**Exercise instructions:**
Line for line, return the data exactly, omitting all pictures.

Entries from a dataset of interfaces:
★ ★ ★ ★
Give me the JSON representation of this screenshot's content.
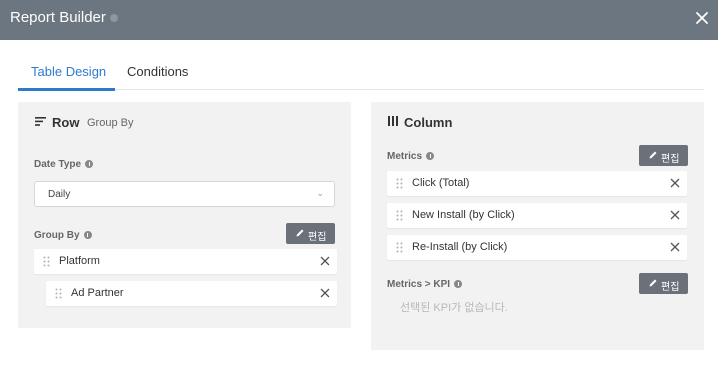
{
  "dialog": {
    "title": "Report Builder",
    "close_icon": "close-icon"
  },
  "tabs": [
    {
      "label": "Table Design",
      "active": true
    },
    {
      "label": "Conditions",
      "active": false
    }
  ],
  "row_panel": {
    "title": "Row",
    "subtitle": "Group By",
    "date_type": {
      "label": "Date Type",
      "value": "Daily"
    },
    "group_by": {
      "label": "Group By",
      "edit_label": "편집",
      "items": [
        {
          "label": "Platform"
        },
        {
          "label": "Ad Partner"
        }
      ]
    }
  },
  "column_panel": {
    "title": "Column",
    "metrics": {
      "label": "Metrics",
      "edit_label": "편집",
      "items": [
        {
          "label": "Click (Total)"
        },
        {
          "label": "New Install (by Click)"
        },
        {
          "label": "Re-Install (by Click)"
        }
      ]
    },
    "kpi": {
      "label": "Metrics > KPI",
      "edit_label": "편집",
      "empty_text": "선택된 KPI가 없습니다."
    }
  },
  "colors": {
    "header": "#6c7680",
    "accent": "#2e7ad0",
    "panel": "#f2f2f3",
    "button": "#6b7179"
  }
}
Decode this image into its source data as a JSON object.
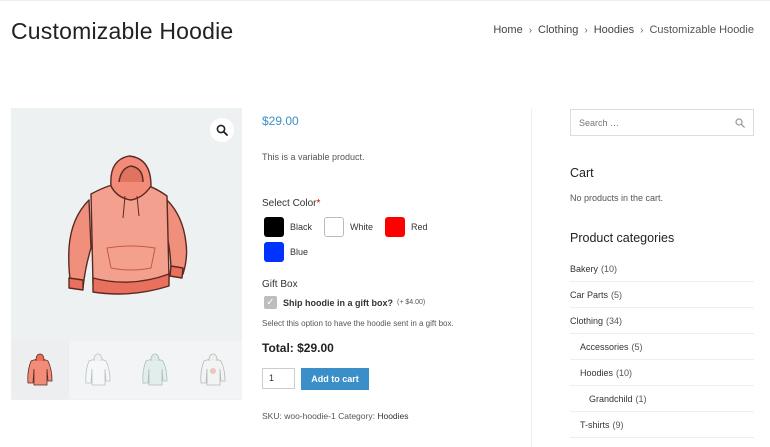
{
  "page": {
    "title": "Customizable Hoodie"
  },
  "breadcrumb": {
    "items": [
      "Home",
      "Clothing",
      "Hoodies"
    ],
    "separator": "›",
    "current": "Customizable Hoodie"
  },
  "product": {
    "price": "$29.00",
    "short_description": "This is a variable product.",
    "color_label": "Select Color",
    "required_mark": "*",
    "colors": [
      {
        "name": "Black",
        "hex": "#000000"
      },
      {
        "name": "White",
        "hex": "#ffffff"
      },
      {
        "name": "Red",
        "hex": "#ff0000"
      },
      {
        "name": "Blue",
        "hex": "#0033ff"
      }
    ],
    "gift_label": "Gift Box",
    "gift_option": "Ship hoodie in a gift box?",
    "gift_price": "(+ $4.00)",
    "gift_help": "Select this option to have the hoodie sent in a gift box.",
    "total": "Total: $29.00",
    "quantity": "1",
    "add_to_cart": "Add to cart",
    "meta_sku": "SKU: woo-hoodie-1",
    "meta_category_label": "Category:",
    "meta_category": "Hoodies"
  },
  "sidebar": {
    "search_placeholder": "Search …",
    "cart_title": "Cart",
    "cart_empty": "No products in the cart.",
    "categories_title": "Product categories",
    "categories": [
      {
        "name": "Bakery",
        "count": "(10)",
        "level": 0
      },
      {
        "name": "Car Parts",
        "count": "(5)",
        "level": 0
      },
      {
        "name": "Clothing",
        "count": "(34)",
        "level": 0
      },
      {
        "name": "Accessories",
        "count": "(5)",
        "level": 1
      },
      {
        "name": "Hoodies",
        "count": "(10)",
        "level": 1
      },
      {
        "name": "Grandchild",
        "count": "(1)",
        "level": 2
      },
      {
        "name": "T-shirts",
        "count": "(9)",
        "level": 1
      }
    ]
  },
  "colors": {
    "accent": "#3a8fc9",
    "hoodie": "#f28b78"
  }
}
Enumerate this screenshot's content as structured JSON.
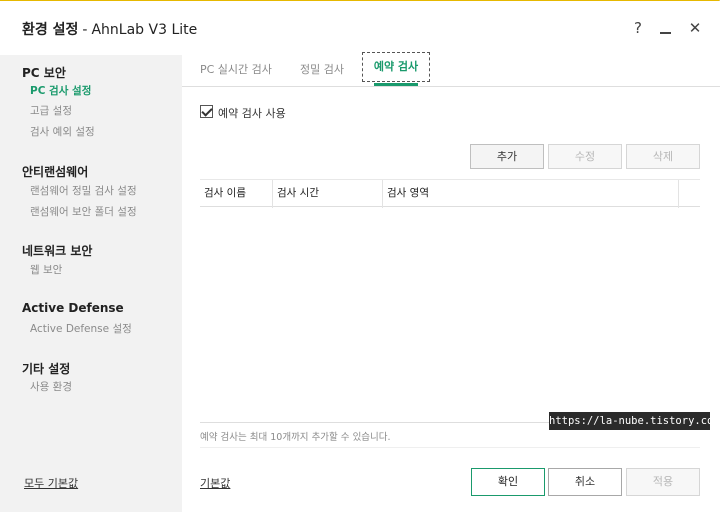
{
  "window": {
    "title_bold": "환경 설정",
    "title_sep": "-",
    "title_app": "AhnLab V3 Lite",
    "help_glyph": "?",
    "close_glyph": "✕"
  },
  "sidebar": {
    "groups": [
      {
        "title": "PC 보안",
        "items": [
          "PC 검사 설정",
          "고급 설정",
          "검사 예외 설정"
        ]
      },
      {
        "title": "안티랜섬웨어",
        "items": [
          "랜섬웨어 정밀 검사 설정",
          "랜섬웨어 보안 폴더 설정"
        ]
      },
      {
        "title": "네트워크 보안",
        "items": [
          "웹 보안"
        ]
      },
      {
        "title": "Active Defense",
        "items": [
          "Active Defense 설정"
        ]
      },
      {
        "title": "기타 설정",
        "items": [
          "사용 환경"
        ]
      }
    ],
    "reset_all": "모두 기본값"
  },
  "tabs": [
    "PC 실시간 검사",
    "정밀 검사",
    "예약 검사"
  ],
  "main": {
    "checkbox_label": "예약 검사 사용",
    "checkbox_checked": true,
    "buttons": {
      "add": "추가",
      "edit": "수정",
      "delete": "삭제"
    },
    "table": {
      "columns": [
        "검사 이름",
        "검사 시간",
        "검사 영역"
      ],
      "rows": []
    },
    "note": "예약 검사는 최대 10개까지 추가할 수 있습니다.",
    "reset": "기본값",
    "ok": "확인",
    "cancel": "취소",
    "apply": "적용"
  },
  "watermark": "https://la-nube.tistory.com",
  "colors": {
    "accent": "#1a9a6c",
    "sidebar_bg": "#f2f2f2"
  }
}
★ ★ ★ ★
**Written answer:**
Give me the JSON representation of this screenshot's content.
{
  "dialog": {
    "title": "Report Builder",
    "close_icon": "close-icon"
  },
  "tabs": [
    {
      "label": "Table Design",
      "active": true
    },
    {
      "label": "Conditions",
      "active": false
    }
  ],
  "row_panel": {
    "title": "Row",
    "subtitle": "Group By",
    "date_type": {
      "label": "Date Type",
      "value": "Daily"
    },
    "group_by": {
      "label": "Group By",
      "edit_label": "편집",
      "items": [
        {
          "label": "Platform"
        },
        {
          "label": "Ad Partner"
        }
      ]
    }
  },
  "column_panel": {
    "title": "Column",
    "metrics": {
      "label": "Metrics",
      "edit_label": "편집",
      "items": [
        {
          "label": "Click (Total)"
        },
        {
          "label": "New Install (by Click)"
        },
        {
          "label": "Re-Install (by Click)"
        }
      ]
    },
    "kpi": {
      "label": "Metrics > KPI",
      "edit_label": "편집",
      "empty_text": "선택된 KPI가 없습니다."
    }
  },
  "colors": {
    "header": "#6c7680",
    "accent": "#2e7ad0",
    "panel": "#f2f2f3",
    "button": "#6b7179"
  }
}
Decode this image into its source data as a JSON object.
{
  "page": {
    "title": "Customizable Hoodie"
  },
  "breadcrumb": {
    "items": [
      "Home",
      "Clothing",
      "Hoodies"
    ],
    "separator": "›",
    "current": "Customizable Hoodie"
  },
  "product": {
    "price": "$29.00",
    "short_description": "This is a variable product.",
    "color_label": "Select Color",
    "required_mark": "*",
    "colors": [
      {
        "name": "Black",
        "hex": "#000000"
      },
      {
        "name": "White",
        "hex": "#ffffff"
      },
      {
        "name": "Red",
        "hex": "#ff0000"
      },
      {
        "name": "Blue",
        "hex": "#0033ff"
      }
    ],
    "gift_label": "Gift Box",
    "gift_option": "Ship hoodie in a gift box?",
    "gift_price": "(+ $4.00)",
    "gift_help": "Select this option to have the hoodie sent in a gift box.",
    "total": "Total: $29.00",
    "quantity": "1",
    "add_to_cart": "Add to cart",
    "meta_sku": "SKU: woo-hoodie-1",
    "meta_category_label": "Category:",
    "meta_category": "Hoodies"
  },
  "sidebar": {
    "search_placeholder": "Search …",
    "cart_title": "Cart",
    "cart_empty": "No products in the cart.",
    "categories_title": "Product categories",
    "categories": [
      {
        "name": "Bakery",
        "count": "(10)",
        "level": 0
      },
      {
        "name": "Car Parts",
        "count": "(5)",
        "level": 0
      },
      {
        "name": "Clothing",
        "count": "(34)",
        "level": 0
      },
      {
        "name": "Accessories",
        "count": "(5)",
        "level": 1
      },
      {
        "name": "Hoodies",
        "count": "(10)",
        "level": 1
      },
      {
        "name": "Grandchild",
        "count": "(1)",
        "level": 2
      },
      {
        "name": "T-shirts",
        "count": "(9)",
        "level": 1
      }
    ]
  },
  "colors": {
    "accent": "#3a8fc9",
    "hoodie": "#f28b78"
  }
}
Enumerate this screenshot's content as structured JSON.
{
  "window": {
    "title_bold": "환경 설정",
    "title_sep": "-",
    "title_app": "AhnLab V3 Lite",
    "help_glyph": "?",
    "close_glyph": "✕"
  },
  "sidebar": {
    "groups": [
      {
        "title": "PC 보안",
        "items": [
          "PC 검사 설정",
          "고급 설정",
          "검사 예외 설정"
        ]
      },
      {
        "title": "안티랜섬웨어",
        "items": [
          "랜섬웨어 정밀 검사 설정",
          "랜섬웨어 보안 폴더 설정"
        ]
      },
      {
        "title": "네트워크 보안",
        "items": [
          "웹 보안"
        ]
      },
      {
        "title": "Active Defense",
        "items": [
          "Active Defense 설정"
        ]
      },
      {
        "title": "기타 설정",
        "items": [
          "사용 환경"
        ]
      }
    ],
    "reset_all": "모두 기본값"
  },
  "tabs": [
    "PC 실시간 검사",
    "정밀 검사",
    "예약 검사"
  ],
  "main": {
    "checkbox_label": "예약 검사 사용",
    "checkbox_checked": true,
    "buttons": {
      "add": "추가",
      "edit": "수정",
      "delete": "삭제"
    },
    "table": {
      "columns": [
        "검사 이름",
        "검사 시간",
        "검사 영역"
      ],
      "rows": []
    },
    "note": "예약 검사는 최대 10개까지 추가할 수 있습니다.",
    "reset": "기본값",
    "ok": "확인",
    "cancel": "취소",
    "apply": "적용"
  },
  "watermark": "https://la-nube.tistory.com",
  "colors": {
    "accent": "#1a9a6c",
    "sidebar_bg": "#f2f2f2"
  }
}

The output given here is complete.